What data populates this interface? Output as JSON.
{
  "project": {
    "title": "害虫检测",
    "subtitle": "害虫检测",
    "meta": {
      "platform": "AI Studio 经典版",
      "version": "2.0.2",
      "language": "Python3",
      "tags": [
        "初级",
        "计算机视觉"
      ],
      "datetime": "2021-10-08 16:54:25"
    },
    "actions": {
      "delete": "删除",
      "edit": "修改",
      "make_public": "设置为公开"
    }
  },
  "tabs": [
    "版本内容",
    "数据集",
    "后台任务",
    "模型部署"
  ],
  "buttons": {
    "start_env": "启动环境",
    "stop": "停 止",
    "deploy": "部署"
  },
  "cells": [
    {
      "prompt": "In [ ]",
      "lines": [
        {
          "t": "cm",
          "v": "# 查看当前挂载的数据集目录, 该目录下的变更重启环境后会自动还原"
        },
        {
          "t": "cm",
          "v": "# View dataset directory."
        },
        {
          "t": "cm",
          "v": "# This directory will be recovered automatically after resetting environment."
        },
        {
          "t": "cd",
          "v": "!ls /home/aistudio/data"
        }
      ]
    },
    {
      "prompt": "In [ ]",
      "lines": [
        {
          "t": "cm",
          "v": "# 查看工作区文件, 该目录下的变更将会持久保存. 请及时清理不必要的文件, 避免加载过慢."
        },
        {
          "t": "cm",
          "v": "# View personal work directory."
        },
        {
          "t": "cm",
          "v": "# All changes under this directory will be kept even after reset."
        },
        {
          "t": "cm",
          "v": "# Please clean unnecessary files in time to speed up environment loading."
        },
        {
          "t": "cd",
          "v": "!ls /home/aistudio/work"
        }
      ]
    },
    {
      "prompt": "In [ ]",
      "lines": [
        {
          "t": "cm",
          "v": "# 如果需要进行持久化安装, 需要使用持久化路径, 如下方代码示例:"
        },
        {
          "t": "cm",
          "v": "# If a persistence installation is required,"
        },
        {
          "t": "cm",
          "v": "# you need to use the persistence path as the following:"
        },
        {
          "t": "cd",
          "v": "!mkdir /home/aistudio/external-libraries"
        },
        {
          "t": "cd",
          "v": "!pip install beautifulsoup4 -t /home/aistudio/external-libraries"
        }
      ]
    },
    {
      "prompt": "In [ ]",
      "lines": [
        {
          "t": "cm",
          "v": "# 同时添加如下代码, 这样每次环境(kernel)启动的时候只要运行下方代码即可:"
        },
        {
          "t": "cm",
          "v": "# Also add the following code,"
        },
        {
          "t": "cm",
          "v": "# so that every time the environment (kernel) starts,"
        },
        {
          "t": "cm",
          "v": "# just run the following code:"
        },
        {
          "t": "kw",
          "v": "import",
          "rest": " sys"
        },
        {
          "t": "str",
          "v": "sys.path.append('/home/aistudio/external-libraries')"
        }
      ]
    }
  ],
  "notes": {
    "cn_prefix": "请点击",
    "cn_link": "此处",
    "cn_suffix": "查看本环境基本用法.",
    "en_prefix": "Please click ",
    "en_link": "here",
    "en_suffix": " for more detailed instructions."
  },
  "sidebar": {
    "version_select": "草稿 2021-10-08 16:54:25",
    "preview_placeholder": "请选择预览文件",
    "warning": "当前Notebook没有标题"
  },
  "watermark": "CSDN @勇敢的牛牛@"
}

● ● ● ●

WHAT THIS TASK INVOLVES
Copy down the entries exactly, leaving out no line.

ANSWER TO THE PROBLEM
What data populates this interface? Output as JSON.
{
  "project": {
    "title": "害虫检测",
    "subtitle": "害虫检测",
    "meta": {
      "platform": "AI Studio 经典版",
      "version": "2.0.2",
      "language": "Python3",
      "tags": [
        "初级",
        "计算机视觉"
      ],
      "datetime": "2021-10-08 16:54:25"
    },
    "actions": {
      "delete": "删除",
      "edit": "修改",
      "make_public": "设置为公开"
    }
  },
  "tabs": [
    "版本内容",
    "数据集",
    "后台任务",
    "模型部署"
  ],
  "buttons": {
    "start_env": "启动环境",
    "stop": "停 止",
    "deploy": "部署"
  },
  "cells": [
    {
      "prompt": "In [ ]",
      "lines": [
        {
          "t": "cm",
          "v": "# 查看当前挂载的数据集目录, 该目录下的变更重启环境后会自动还原"
        },
        {
          "t": "cm",
          "v": "# View dataset directory."
        },
        {
          "t": "cm",
          "v": "# This directory will be recovered automatically after resetting environment."
        },
        {
          "t": "cd",
          "v": "!ls /home/aistudio/data"
        }
      ]
    },
    {
      "prompt": "In [ ]",
      "lines": [
        {
          "t": "cm",
          "v": "# 查看工作区文件, 该目录下的变更将会持久保存. 请及时清理不必要的文件, 避免加载过慢."
        },
        {
          "t": "cm",
          "v": "# View personal work directory."
        },
        {
          "t": "cm",
          "v": "# All changes under this directory will be kept even after reset."
        },
        {
          "t": "cm",
          "v": "# Please clean unnecessary files in time to speed up environment loading."
        },
        {
          "t": "cd",
          "v": "!ls /home/aistudio/work"
        }
      ]
    },
    {
      "prompt": "In [ ]",
      "lines": [
        {
          "t": "cm",
          "v": "# 如果需要进行持久化安装, 需要使用持久化路径, 如下方代码示例:"
        },
        {
          "t": "cm",
          "v": "# If a persistence installation is required,"
        },
        {
          "t": "cm",
          "v": "# you need to use the persistence path as the following:"
        },
        {
          "t": "cd",
          "v": "!mkdir /home/aistudio/external-libraries"
        },
        {
          "t": "cd",
          "v": "!pip install beautifulsoup4 -t /home/aistudio/external-libraries"
        }
      ]
    },
    {
      "prompt": "In [ ]",
      "lines": [
        {
          "t": "cm",
          "v": "# 同时添加如下代码, 这样每次环境(kernel)启动的时候只要运行下方代码即可:"
        },
        {
          "t": "cm",
          "v": "# Also add the following code,"
        },
        {
          "t": "cm",
          "v": "# so that every time the environment (kernel) starts,"
        },
        {
          "t": "cm",
          "v": "# just run the following code:"
        },
        {
          "t": "kw",
          "v": "import",
          "rest": " sys"
        },
        {
          "t": "str",
          "v": "sys.path.append('/home/aistudio/external-libraries')"
        }
      ]
    }
  ],
  "notes": {
    "cn_prefix": "请点击",
    "cn_link": "此处",
    "cn_suffix": "查看本环境基本用法.",
    "en_prefix": "Please click ",
    "en_link": "here",
    "en_suffix": " for more detailed instructions."
  },
  "sidebar": {
    "version_select": "草稿 2021-10-08 16:54:25",
    "preview_placeholder": "请选择预览文件",
    "warning": "当前Notebook没有标题"
  },
  "watermark": "CSDN @勇敢的牛牛@"
}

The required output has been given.